:: Dataset excerpts ::
+ + + + + + +

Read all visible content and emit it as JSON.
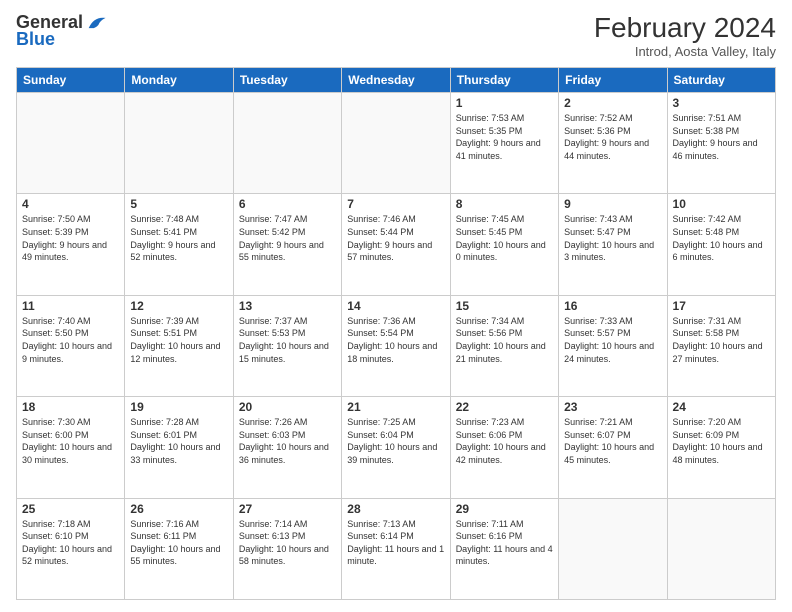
{
  "logo": {
    "text_general": "General",
    "text_blue": "Blue"
  },
  "header": {
    "title": "February 2024",
    "subtitle": "Introd, Aosta Valley, Italy"
  },
  "weekdays": [
    "Sunday",
    "Monday",
    "Tuesday",
    "Wednesday",
    "Thursday",
    "Friday",
    "Saturday"
  ],
  "weeks": [
    [
      {
        "day": "",
        "info": ""
      },
      {
        "day": "",
        "info": ""
      },
      {
        "day": "",
        "info": ""
      },
      {
        "day": "",
        "info": ""
      },
      {
        "day": "1",
        "info": "Sunrise: 7:53 AM\nSunset: 5:35 PM\nDaylight: 9 hours and 41 minutes."
      },
      {
        "day": "2",
        "info": "Sunrise: 7:52 AM\nSunset: 5:36 PM\nDaylight: 9 hours and 44 minutes."
      },
      {
        "day": "3",
        "info": "Sunrise: 7:51 AM\nSunset: 5:38 PM\nDaylight: 9 hours and 46 minutes."
      }
    ],
    [
      {
        "day": "4",
        "info": "Sunrise: 7:50 AM\nSunset: 5:39 PM\nDaylight: 9 hours and 49 minutes."
      },
      {
        "day": "5",
        "info": "Sunrise: 7:48 AM\nSunset: 5:41 PM\nDaylight: 9 hours and 52 minutes."
      },
      {
        "day": "6",
        "info": "Sunrise: 7:47 AM\nSunset: 5:42 PM\nDaylight: 9 hours and 55 minutes."
      },
      {
        "day": "7",
        "info": "Sunrise: 7:46 AM\nSunset: 5:44 PM\nDaylight: 9 hours and 57 minutes."
      },
      {
        "day": "8",
        "info": "Sunrise: 7:45 AM\nSunset: 5:45 PM\nDaylight: 10 hours and 0 minutes."
      },
      {
        "day": "9",
        "info": "Sunrise: 7:43 AM\nSunset: 5:47 PM\nDaylight: 10 hours and 3 minutes."
      },
      {
        "day": "10",
        "info": "Sunrise: 7:42 AM\nSunset: 5:48 PM\nDaylight: 10 hours and 6 minutes."
      }
    ],
    [
      {
        "day": "11",
        "info": "Sunrise: 7:40 AM\nSunset: 5:50 PM\nDaylight: 10 hours and 9 minutes."
      },
      {
        "day": "12",
        "info": "Sunrise: 7:39 AM\nSunset: 5:51 PM\nDaylight: 10 hours and 12 minutes."
      },
      {
        "day": "13",
        "info": "Sunrise: 7:37 AM\nSunset: 5:53 PM\nDaylight: 10 hours and 15 minutes."
      },
      {
        "day": "14",
        "info": "Sunrise: 7:36 AM\nSunset: 5:54 PM\nDaylight: 10 hours and 18 minutes."
      },
      {
        "day": "15",
        "info": "Sunrise: 7:34 AM\nSunset: 5:56 PM\nDaylight: 10 hours and 21 minutes."
      },
      {
        "day": "16",
        "info": "Sunrise: 7:33 AM\nSunset: 5:57 PM\nDaylight: 10 hours and 24 minutes."
      },
      {
        "day": "17",
        "info": "Sunrise: 7:31 AM\nSunset: 5:58 PM\nDaylight: 10 hours and 27 minutes."
      }
    ],
    [
      {
        "day": "18",
        "info": "Sunrise: 7:30 AM\nSunset: 6:00 PM\nDaylight: 10 hours and 30 minutes."
      },
      {
        "day": "19",
        "info": "Sunrise: 7:28 AM\nSunset: 6:01 PM\nDaylight: 10 hours and 33 minutes."
      },
      {
        "day": "20",
        "info": "Sunrise: 7:26 AM\nSunset: 6:03 PM\nDaylight: 10 hours and 36 minutes."
      },
      {
        "day": "21",
        "info": "Sunrise: 7:25 AM\nSunset: 6:04 PM\nDaylight: 10 hours and 39 minutes."
      },
      {
        "day": "22",
        "info": "Sunrise: 7:23 AM\nSunset: 6:06 PM\nDaylight: 10 hours and 42 minutes."
      },
      {
        "day": "23",
        "info": "Sunrise: 7:21 AM\nSunset: 6:07 PM\nDaylight: 10 hours and 45 minutes."
      },
      {
        "day": "24",
        "info": "Sunrise: 7:20 AM\nSunset: 6:09 PM\nDaylight: 10 hours and 48 minutes."
      }
    ],
    [
      {
        "day": "25",
        "info": "Sunrise: 7:18 AM\nSunset: 6:10 PM\nDaylight: 10 hours and 52 minutes."
      },
      {
        "day": "26",
        "info": "Sunrise: 7:16 AM\nSunset: 6:11 PM\nDaylight: 10 hours and 55 minutes."
      },
      {
        "day": "27",
        "info": "Sunrise: 7:14 AM\nSunset: 6:13 PM\nDaylight: 10 hours and 58 minutes."
      },
      {
        "day": "28",
        "info": "Sunrise: 7:13 AM\nSunset: 6:14 PM\nDaylight: 11 hours and 1 minute."
      },
      {
        "day": "29",
        "info": "Sunrise: 7:11 AM\nSunset: 6:16 PM\nDaylight: 11 hours and 4 minutes."
      },
      {
        "day": "",
        "info": ""
      },
      {
        "day": "",
        "info": ""
      }
    ]
  ]
}
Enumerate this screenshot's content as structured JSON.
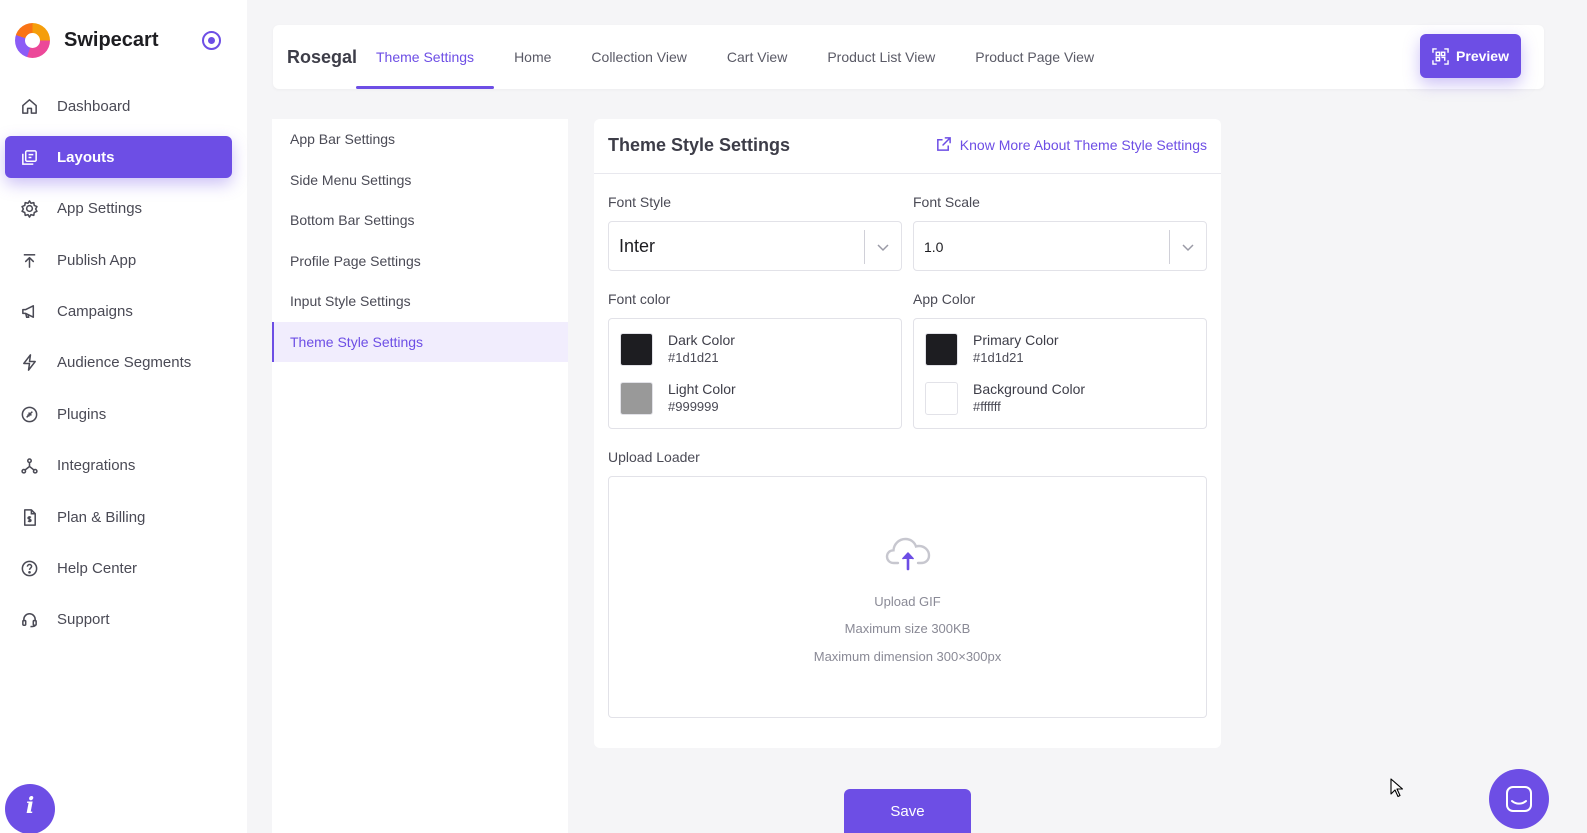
{
  "brand": {
    "name": "Swipecart"
  },
  "sidebar": {
    "items": [
      {
        "label": "Dashboard",
        "icon": "home-icon",
        "active": false
      },
      {
        "label": "Layouts",
        "icon": "layouts-icon",
        "active": true
      },
      {
        "label": "App Settings",
        "icon": "gear-icon",
        "active": false
      },
      {
        "label": "Publish App",
        "icon": "publish-icon",
        "active": false
      },
      {
        "label": "Campaigns",
        "icon": "megaphone-icon",
        "active": false
      },
      {
        "label": "Audience Segments",
        "icon": "lightning-icon",
        "active": false
      },
      {
        "label": "Plugins",
        "icon": "plugin-icon",
        "active": false
      },
      {
        "label": "Integrations",
        "icon": "integrations-icon",
        "active": false
      },
      {
        "label": "Plan & Billing",
        "icon": "billing-icon",
        "active": false
      },
      {
        "label": "Help Center",
        "icon": "help-icon",
        "active": false
      },
      {
        "label": "Support",
        "icon": "headset-icon",
        "active": false
      }
    ],
    "info_glyph": "i"
  },
  "topbar": {
    "store_name": "Rosegal",
    "tabs": [
      {
        "label": "Theme Settings",
        "active": true
      },
      {
        "label": "Home",
        "active": false
      },
      {
        "label": "Collection View",
        "active": false
      },
      {
        "label": "Cart View",
        "active": false
      },
      {
        "label": "Product List View",
        "active": false
      },
      {
        "label": "Product Page View",
        "active": false
      }
    ],
    "preview_label": "Preview"
  },
  "settings_menu": {
    "items": [
      {
        "label": "App Bar Settings",
        "active": false
      },
      {
        "label": "Side Menu Settings",
        "active": false
      },
      {
        "label": "Bottom Bar Settings",
        "active": false
      },
      {
        "label": "Profile Page Settings",
        "active": false
      },
      {
        "label": "Input Style Settings",
        "active": false
      },
      {
        "label": "Theme Style Settings",
        "active": true
      }
    ]
  },
  "card": {
    "title": "Theme Style Settings",
    "know_more": "Know More About Theme Style Settings",
    "font_style": {
      "label": "Font Style",
      "value": "Inter"
    },
    "font_scale": {
      "label": "Font Scale",
      "value": "1.0"
    },
    "font_color": {
      "label": "Font color",
      "dark": {
        "name": "Dark Color",
        "hex": "#1d1d21"
      },
      "light": {
        "name": "Light Color",
        "hex": "#999999"
      }
    },
    "app_color": {
      "label": "App Color",
      "primary": {
        "name": "Primary Color",
        "hex": "#1d1d21"
      },
      "background": {
        "name": "Background Color",
        "hex": "#ffffff"
      }
    },
    "upload": {
      "label": "Upload Loader",
      "line1": "Upload GIF",
      "line2": "Maximum size 300KB",
      "line3": "Maximum dimension 300×300px"
    }
  },
  "save_label": "Save",
  "colors": {
    "accent": "#6d4ee5",
    "background": "#f5f5f7"
  }
}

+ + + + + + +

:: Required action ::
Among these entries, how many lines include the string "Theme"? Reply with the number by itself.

:: Written solution ::
4